Memo to the Presidential Candidates:
It’s time to put the artists back into the National Endowment for the Arts.
Specifically, it’s time we put the culture wars of the 1990s behind us. We need to resume providing grants to the people who matter most to the our national cultural life—those who create the art.
Like Christo‘s “The Gates” that finally got installed in Central Park in 2005 after years of opposition, the resumption of artists’ fellowships requires a change in political mindsets that will only happen if the official at the top—New York’s Mayor Bloomberg, in the case of “The Gates”; the new President in the case of artists’ fellowships—throws his weight squarely behind it. (The same can be said for changing the tax law to restore fair-market-value deductions for artists’ donations of their own work—something that Obama has already said he favors.)
In deference to delicate Congressional sensibilities, the NEA now offers grants to do-good projects that sound more like educational and social welfare programs than professional cultural activities. Some of the money for these government-funded projects is assumed to trickle down to participating artists. That’s not the same thing as directly supporting artists of the high professional caliber for work of their own choosing.
Today’s federal arts support is largely targeted to meet poltical priorities of geographical distribution, access and outreach. One of NEA’s chief visual arts programs, Access to Artistic Excellence, funds a number of residencies, outreach initiatives and community-based exhibitions, including grantees like these:
Albuquerque Health Care for the Homeless, Inc., Albuquerque, NM, $15,000—To support ArtStreet. Designed to give homeless artists access to art-making opportunities and mentorship, the project is a partnership
with Tamarind Institute and the Harwood Art Center.
ArtsChange, Richmond, CA, $15,000—To support a series of curated exhibitions installed in the waiting room of Richmond’s main public health facility. The project will promote the value of the arts in the healing process and provide access to art for users of the facility.
The NEA used to give financial grants directly to emerging and mid-career artists at a moment in their creative lives when that money and national recognition made a big difference. Now. through its Lifetime Honors program, it provides grants to “master artists” and hosts ceremonies celebrating the lives of established cultural figures who have achieved celebrity status in their fields.
A concert in Washington tomorrow, according to the agency’s announcement, will “recognize the recipients of…the NEA Opera Honors.” The honorees include internationally acclaimed Metropolitan Opera conductor and music director James Levine and soprano Leontyne Price, both of whom have no need of further validation by the federal grant agency.
The literary arts are uniquely advantaged when it comes to current NEA support for artists: There are awards for production of outstanding new American plays, literature translation fellowships and even a large number of $25,000 creative writing fellowships. Why is it acceptable to give awards to individual writers but not to individual painters?

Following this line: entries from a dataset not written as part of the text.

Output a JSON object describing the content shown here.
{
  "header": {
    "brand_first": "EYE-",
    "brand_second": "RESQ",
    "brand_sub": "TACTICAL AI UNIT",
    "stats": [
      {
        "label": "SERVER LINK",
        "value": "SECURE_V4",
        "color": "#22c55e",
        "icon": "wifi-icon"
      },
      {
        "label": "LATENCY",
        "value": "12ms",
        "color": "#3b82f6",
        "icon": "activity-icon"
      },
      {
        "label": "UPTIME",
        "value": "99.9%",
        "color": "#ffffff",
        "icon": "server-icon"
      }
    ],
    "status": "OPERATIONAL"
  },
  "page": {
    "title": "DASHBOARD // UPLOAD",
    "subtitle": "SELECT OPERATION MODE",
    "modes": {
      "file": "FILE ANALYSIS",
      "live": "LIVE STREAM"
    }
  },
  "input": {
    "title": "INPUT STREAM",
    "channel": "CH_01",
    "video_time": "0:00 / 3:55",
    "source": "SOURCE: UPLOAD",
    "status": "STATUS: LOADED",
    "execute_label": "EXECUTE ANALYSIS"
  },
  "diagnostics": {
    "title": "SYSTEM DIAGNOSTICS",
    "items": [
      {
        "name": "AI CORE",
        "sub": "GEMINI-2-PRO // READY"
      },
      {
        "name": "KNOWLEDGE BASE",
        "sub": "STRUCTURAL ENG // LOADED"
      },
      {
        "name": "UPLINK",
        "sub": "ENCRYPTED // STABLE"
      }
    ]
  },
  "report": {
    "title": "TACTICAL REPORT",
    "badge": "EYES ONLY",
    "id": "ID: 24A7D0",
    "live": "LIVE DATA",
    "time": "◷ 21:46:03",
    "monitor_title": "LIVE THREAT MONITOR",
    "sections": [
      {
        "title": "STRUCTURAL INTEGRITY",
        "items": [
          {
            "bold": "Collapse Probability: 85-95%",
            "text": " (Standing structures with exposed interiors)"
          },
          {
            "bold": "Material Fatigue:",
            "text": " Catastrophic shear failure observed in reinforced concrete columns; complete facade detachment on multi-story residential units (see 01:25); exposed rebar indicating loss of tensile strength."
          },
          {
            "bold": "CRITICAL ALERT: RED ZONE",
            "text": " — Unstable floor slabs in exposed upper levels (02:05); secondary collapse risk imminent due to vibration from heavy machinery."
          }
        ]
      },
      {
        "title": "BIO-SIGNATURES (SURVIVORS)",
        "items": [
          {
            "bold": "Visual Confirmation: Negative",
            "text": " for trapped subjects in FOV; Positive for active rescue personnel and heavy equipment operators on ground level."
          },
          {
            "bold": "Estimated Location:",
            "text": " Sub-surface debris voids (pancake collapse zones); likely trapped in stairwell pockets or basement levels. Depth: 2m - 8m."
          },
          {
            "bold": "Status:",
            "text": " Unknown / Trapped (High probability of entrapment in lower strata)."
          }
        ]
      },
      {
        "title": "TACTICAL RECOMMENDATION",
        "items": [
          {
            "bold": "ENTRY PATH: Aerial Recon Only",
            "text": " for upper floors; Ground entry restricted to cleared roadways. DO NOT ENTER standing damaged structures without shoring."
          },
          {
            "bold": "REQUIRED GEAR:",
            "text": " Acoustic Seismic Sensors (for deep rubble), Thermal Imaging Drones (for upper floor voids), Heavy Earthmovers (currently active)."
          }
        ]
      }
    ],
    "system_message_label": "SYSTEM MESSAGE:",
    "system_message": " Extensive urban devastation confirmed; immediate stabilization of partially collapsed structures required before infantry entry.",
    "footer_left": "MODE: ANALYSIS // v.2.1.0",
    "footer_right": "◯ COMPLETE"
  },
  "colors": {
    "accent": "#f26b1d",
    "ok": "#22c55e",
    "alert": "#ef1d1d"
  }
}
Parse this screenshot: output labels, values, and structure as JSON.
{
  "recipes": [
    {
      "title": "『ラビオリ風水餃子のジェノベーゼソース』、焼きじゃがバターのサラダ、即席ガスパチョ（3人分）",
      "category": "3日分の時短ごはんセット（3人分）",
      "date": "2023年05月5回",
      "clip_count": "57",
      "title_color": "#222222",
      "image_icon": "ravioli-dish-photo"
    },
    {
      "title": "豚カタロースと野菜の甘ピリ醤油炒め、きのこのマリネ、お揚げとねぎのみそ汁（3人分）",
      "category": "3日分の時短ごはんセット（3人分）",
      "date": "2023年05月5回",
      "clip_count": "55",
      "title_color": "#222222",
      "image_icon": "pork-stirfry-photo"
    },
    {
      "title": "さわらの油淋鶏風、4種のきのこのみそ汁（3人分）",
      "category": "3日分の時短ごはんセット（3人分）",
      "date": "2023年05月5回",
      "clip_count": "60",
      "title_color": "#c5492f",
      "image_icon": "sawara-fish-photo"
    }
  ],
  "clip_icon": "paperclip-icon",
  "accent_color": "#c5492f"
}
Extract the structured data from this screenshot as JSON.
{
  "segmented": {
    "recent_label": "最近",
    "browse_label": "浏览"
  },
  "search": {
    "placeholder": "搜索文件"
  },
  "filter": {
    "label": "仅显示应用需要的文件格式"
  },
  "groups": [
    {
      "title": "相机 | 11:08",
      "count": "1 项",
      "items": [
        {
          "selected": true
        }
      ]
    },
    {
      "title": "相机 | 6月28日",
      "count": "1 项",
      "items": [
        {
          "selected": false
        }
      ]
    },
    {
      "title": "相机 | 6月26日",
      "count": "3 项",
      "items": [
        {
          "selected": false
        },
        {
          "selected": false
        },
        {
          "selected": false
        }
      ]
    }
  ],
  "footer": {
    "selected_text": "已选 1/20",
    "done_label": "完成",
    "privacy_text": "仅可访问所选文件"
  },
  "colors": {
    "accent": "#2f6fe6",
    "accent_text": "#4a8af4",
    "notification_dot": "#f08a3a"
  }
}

It’s time for NEA’s focus to move away from political compromise and back towards uncompromising professional excellence. That’s what Congress originally intended, back in 1965 when it established NEA to provide federal support for the arts.